Everyday I'm faced with a barrage of negativity.
"You need to lose weight."
This negativity isn't shouted at me, or posted on Facebook, or even written in a letter.
"You think you're funny but you're not."
This negativity is quiet, subversive, and constant.
"Your personality is annoying."
It's "the voice" inside my head that continually bullies me.
"You're a parenting failure."
It's both my worst enemy and my best friend.
"You don't work hard enough."
Without it, I feel a sense of superiority, entitlement, or complacence.
"You aren't good enough."
If "the voice" were gone, I fear I would be stagnant - or worse - going down down a path of false sense of achievement.
"You need to be better."
But with "the voice," I'm never good enough.
Never thin enough.
Never happy enough.
Today is Mental Health Monday.
A day when the fitness community discusses an important facet to our well being - mental health. It's an attempt to remove the stigma. The idea that we're all put-to-gether, perfect human beings - when internally we're all struggling.
My focus today is to talk about that inner voice. The one that both helps and harms at the same time.
Modern times we're faced with so many voices. Those on the phone, on the internet, and of course of our family and friends. We receive so much feedback it's hard to turn it all off and just allow ourselves a moment of rest.
I truly believe (and preach) that feedback is always a good thing. But if you're constantly berated with it, one of two things happen - 1) you stop listening or 2) you only hear the negative.
I give/get a lot of feedback in my job. And 9 times out of 10 it's given in a constructive and polite way and I receive, as such.
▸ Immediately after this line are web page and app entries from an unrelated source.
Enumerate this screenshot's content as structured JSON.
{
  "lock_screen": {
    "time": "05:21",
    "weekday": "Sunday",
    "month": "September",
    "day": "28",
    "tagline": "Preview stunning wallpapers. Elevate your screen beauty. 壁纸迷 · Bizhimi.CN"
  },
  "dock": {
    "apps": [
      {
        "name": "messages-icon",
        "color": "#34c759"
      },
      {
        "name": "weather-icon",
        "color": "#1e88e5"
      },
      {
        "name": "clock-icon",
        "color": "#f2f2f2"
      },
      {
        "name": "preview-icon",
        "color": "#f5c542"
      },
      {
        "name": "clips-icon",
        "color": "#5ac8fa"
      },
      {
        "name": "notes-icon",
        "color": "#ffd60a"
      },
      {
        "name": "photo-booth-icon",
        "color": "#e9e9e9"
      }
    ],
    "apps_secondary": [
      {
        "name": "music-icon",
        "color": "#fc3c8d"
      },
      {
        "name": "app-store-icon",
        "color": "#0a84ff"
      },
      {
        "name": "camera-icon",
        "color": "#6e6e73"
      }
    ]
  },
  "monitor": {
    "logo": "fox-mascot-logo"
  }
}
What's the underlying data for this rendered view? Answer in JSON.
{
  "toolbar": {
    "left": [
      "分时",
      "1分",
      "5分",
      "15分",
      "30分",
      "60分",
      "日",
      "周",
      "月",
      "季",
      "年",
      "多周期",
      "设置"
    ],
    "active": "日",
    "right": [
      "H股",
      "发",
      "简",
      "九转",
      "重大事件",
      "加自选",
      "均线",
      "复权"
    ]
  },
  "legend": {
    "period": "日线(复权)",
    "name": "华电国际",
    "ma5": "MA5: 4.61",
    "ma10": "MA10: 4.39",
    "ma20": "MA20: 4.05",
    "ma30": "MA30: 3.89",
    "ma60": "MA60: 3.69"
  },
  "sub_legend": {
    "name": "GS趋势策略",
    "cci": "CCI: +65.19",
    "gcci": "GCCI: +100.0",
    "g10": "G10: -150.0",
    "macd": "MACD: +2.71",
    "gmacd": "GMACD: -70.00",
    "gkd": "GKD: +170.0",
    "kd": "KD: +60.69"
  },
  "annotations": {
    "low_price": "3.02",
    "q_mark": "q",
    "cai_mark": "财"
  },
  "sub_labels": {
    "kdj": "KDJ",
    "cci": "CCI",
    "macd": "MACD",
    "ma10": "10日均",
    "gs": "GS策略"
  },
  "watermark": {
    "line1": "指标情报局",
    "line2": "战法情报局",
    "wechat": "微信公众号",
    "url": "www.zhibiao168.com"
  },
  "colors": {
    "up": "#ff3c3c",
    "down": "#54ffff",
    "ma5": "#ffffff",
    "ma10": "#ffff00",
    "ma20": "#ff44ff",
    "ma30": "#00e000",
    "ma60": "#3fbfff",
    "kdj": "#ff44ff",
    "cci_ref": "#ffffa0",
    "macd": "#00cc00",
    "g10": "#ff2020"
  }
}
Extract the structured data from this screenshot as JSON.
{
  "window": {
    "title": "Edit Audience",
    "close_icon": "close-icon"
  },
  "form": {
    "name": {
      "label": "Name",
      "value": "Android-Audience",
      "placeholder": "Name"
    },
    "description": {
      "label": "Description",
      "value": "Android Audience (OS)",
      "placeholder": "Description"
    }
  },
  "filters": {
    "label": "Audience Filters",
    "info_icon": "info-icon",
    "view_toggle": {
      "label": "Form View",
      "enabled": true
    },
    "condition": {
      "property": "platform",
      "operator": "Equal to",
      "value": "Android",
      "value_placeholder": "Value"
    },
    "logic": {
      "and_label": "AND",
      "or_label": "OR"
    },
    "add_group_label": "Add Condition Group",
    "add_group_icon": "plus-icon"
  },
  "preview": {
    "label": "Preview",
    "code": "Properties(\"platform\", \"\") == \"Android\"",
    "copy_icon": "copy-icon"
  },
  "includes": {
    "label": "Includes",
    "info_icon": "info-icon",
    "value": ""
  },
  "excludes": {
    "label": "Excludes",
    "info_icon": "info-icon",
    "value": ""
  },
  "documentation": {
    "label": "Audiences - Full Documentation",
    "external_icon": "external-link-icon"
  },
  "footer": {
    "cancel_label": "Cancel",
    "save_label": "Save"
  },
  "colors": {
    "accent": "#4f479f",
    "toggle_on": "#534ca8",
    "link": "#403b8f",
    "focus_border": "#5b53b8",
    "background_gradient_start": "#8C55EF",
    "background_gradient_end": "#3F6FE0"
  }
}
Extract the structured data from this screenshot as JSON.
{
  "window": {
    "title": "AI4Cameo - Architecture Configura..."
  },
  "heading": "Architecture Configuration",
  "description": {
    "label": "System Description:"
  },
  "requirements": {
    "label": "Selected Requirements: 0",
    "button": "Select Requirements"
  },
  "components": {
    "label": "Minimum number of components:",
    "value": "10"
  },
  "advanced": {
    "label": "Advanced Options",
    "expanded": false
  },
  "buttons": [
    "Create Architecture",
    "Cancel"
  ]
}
Usually as an opportunity to learn.
We hardly give ourselves feedback in such a manner.
We should say: "When you ate those chocolates, you weren't really thinking about the consequences, as such you had a sugar high that sent your blood sugar tumbling and lessened your chances of losing weight this week. Next time perhaps only have one piece, or maybe avoid the break room all together, which should result in you feeling better about yourself."
When we really say: YOU FAT ASS WHYD YOU EAT ALL THOSE CHOCOLATES UGH YOU CANT DO ANYTHING RIGHT FINE JUST EAT MORE CHOCOLATES CAUSE AT THIS POINT NO FUCKS GIVEN IVE ALREADY MESSED UP LIKE I MESS UP EVERYTHING MIGHT AS WELL ENJOY IT
Can you imagine if someone else said that to you? Would you listen?
Your challenge for this MHM is to rephrase "the voice." Not silence it. But turn it into a more constructive criticism. Here's a great tool that will help you:
- Start with: "When...."
"When it was time to get up for your workout..."
- Continue with: "You said/did..."
"You turned off the alarm and slept in instead."
- Then think: "That might not be effective because..."
"That might not be effective because you won't have time after work cause you have other obligations."
- Next think: "What you might have said/done..."
"What you might have done is gone to bed earlier or set out your workout clothes or had a secondary alarm (or even friend to call you)..."
- And finish with: "This might have resulted in..."
"This might have resulted in you getting up and completing the workout, feeling accomplished and on track."Can you imagine if someone else said that to you? Would you listen?
It seems simple. It seems silly. But it works.
Rephrase that voice (don't silence it!) into something that you can work with. Sometimes it may be that "the voice" will just reassure you "This resulted in you binge watching House of Cards all day and this was effective cause you needed the break!" But be honest with yourself.
And most of all - be kind to yourself.
If you wouldn't allow someone else to talk to you that way... why are you letting yourself?